Stored items:
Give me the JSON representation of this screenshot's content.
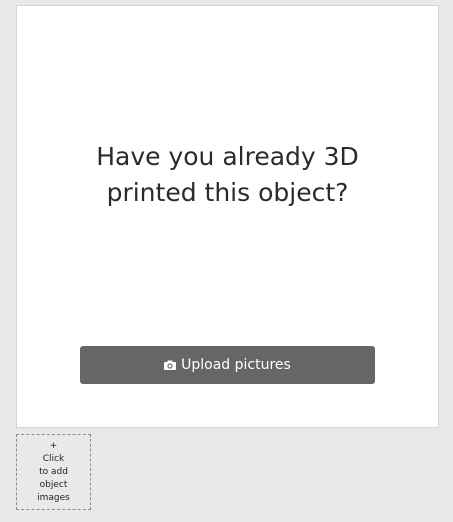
{
  "prompt": {
    "question_line1": "Have you already 3D",
    "question_line2": "printed this object?"
  },
  "upload": {
    "label": "Upload pictures",
    "icon": "camera-icon"
  },
  "add_images": {
    "plus": "+",
    "line1": "Click",
    "line2": "to add",
    "line3": "object",
    "line4": "images"
  },
  "colors": {
    "page_bg": "#e9e9e9",
    "panel_bg": "#ffffff",
    "button_bg": "#666666",
    "text": "#2b2b2b"
  }
}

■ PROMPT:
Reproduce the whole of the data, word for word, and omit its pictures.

■ EXERCISE RESULT:
Give me the JSON representation of this screenshot's content.
{
  "prompt": {
    "question_line1": "Have you already 3D",
    "question_line2": "printed this object?"
  },
  "upload": {
    "label": "Upload pictures",
    "icon": "camera-icon"
  },
  "add_images": {
    "plus": "+",
    "line1": "Click",
    "line2": "to add",
    "line3": "object",
    "line4": "images"
  },
  "colors": {
    "page_bg": "#e9e9e9",
    "panel_bg": "#ffffff",
    "button_bg": "#666666",
    "text": "#2b2b2b"
  }
}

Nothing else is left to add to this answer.